[RECORDED INFORMATION]
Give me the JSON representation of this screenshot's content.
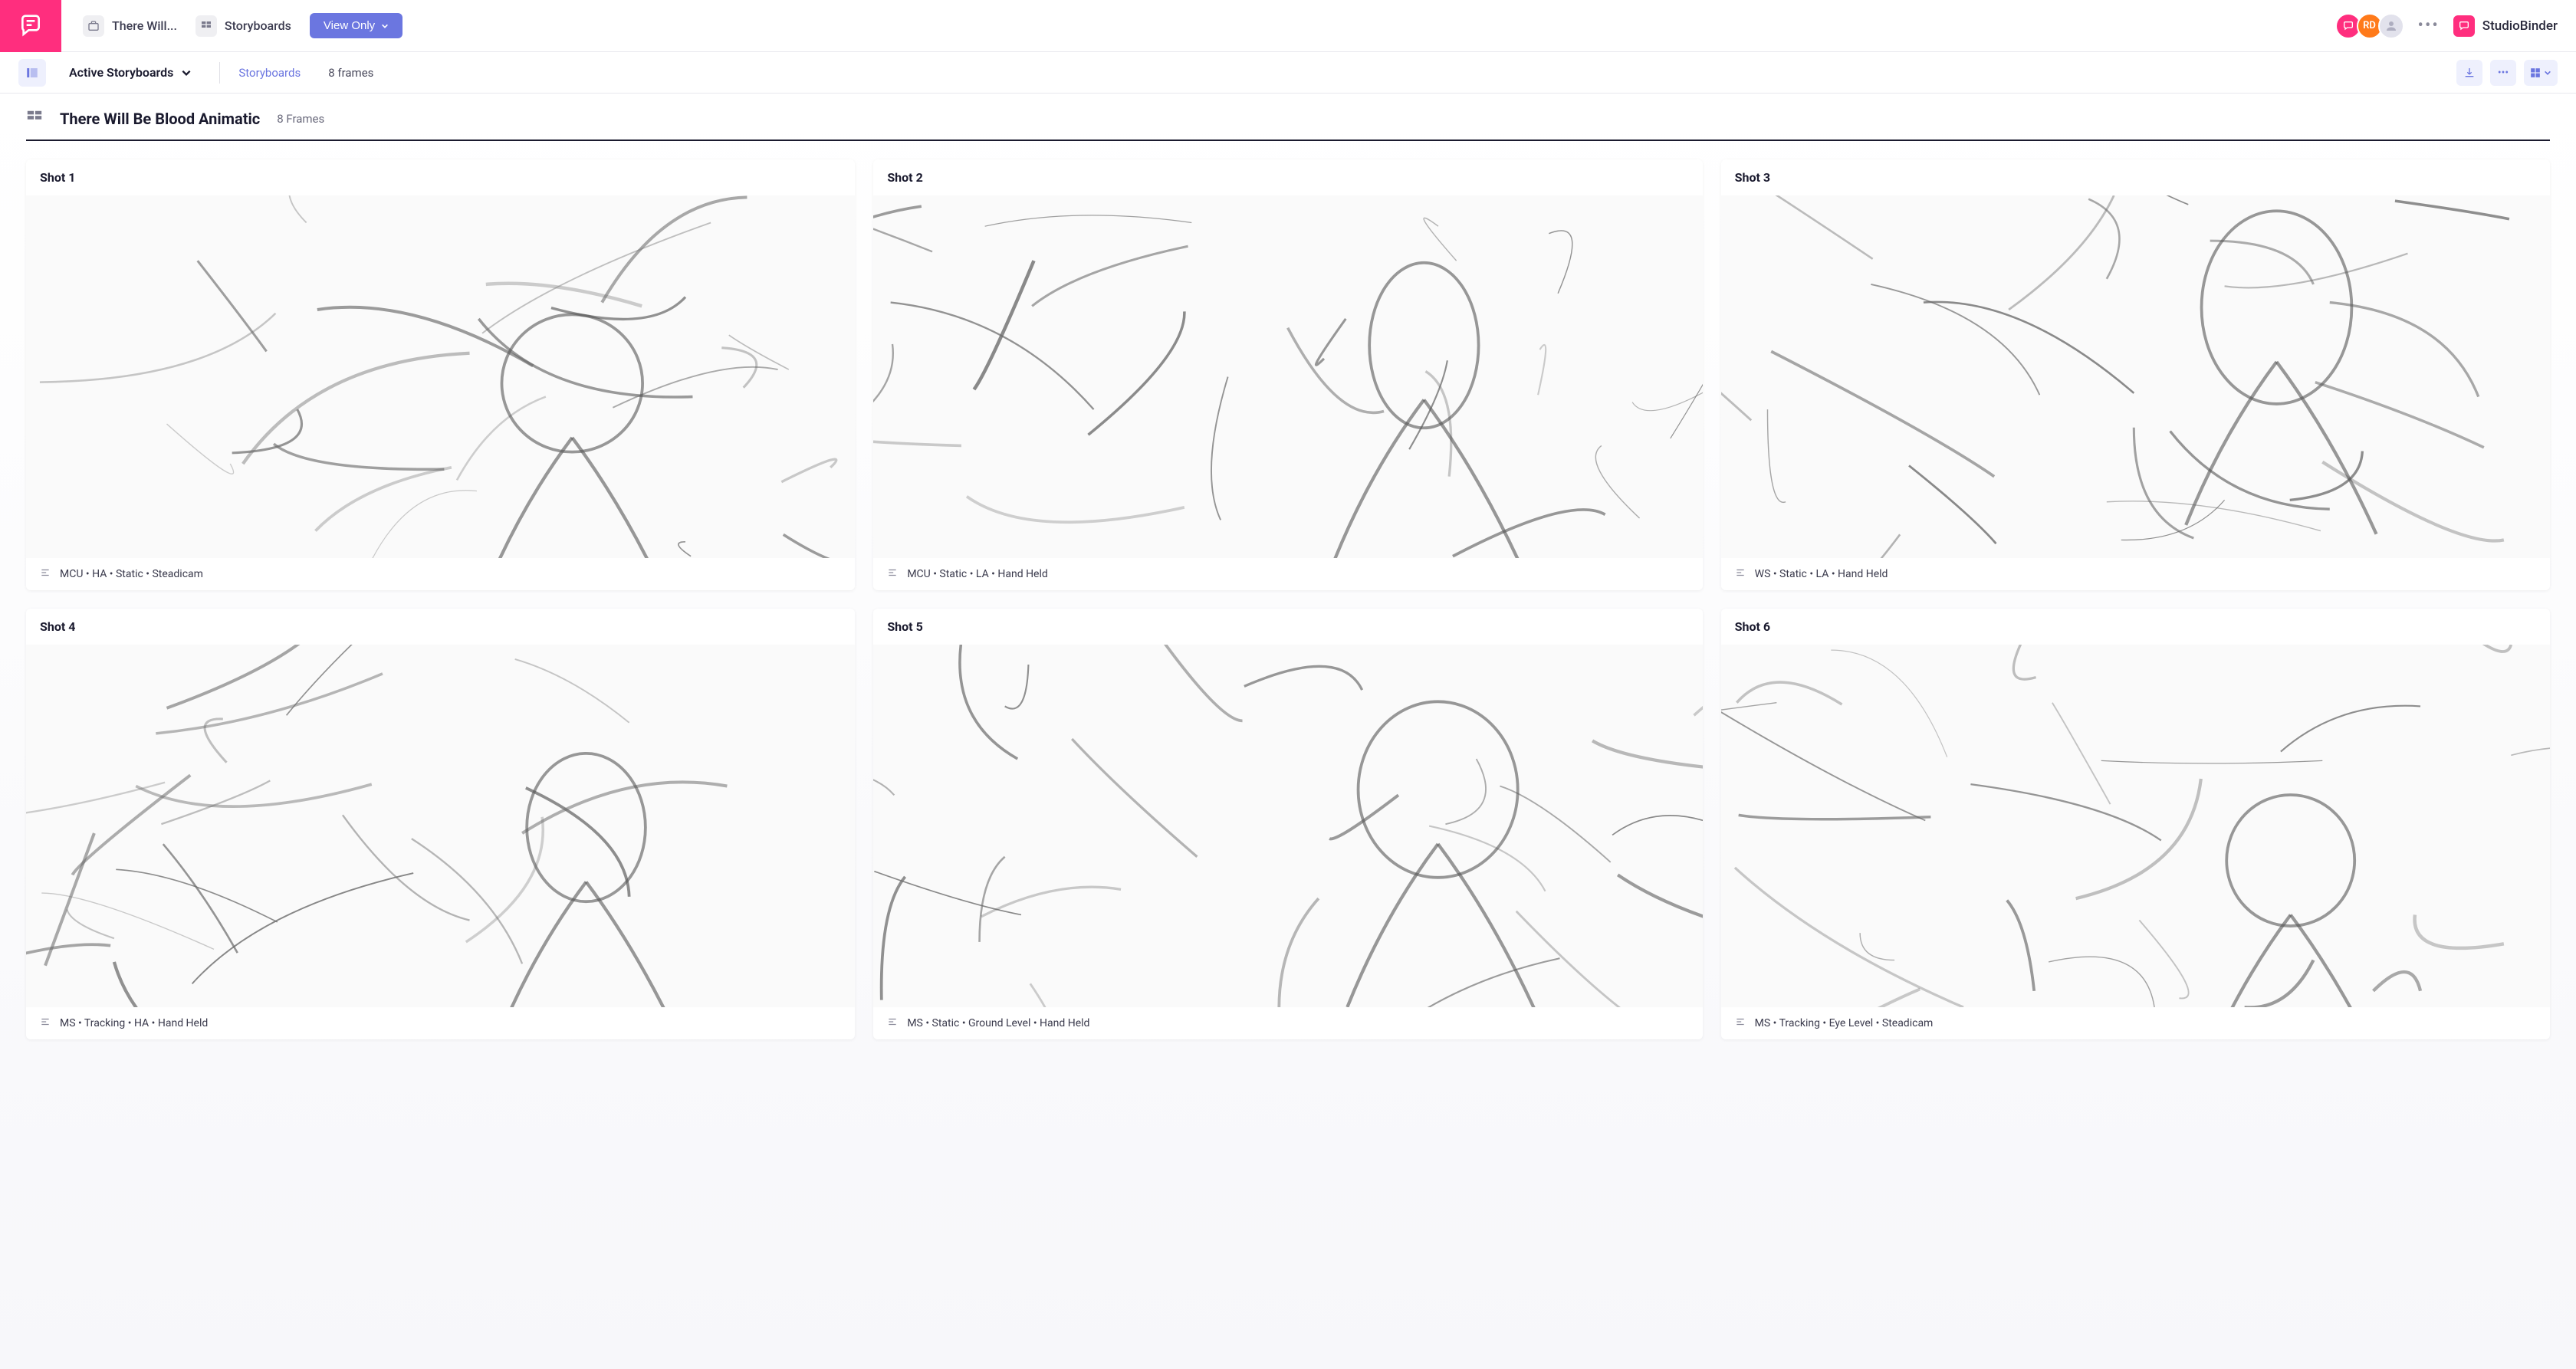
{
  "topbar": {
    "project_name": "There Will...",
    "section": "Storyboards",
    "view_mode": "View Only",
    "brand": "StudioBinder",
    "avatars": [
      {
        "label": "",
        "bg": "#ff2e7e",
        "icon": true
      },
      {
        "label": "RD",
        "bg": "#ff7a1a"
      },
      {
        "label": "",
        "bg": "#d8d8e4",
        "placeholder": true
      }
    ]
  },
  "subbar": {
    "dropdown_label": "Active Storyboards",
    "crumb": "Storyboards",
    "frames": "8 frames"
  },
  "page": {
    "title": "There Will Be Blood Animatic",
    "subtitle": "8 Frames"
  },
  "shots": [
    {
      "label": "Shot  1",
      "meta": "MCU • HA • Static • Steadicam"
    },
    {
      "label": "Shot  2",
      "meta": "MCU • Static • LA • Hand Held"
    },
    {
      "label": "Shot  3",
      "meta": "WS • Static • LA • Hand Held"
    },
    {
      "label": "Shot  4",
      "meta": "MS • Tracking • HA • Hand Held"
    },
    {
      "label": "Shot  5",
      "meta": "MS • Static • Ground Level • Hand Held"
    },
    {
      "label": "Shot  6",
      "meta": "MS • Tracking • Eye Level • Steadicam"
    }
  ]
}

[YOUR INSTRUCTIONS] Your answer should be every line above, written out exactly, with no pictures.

[TASK SOLUTION]
Give me the JSON representation of this screenshot's content.
{
  "topbar": {
    "project_name": "There Will...",
    "section": "Storyboards",
    "view_mode": "View Only",
    "brand": "StudioBinder",
    "avatars": [
      {
        "label": "",
        "bg": "#ff2e7e",
        "icon": true
      },
      {
        "label": "RD",
        "bg": "#ff7a1a"
      },
      {
        "label": "",
        "bg": "#d8d8e4",
        "placeholder": true
      }
    ]
  },
  "subbar": {
    "dropdown_label": "Active Storyboards",
    "crumb": "Storyboards",
    "frames": "8 frames"
  },
  "page": {
    "title": "There Will Be Blood Animatic",
    "subtitle": "8 Frames"
  },
  "shots": [
    {
      "label": "Shot  1",
      "meta": "MCU • HA • Static • Steadicam"
    },
    {
      "label": "Shot  2",
      "meta": "MCU • Static • LA • Hand Held"
    },
    {
      "label": "Shot  3",
      "meta": "WS • Static • LA • Hand Held"
    },
    {
      "label": "Shot  4",
      "meta": "MS • Tracking • HA • Hand Held"
    },
    {
      "label": "Shot  5",
      "meta": "MS • Static • Ground Level • Hand Held"
    },
    {
      "label": "Shot  6",
      "meta": "MS • Tracking • Eye Level • Steadicam"
    }
  ]
}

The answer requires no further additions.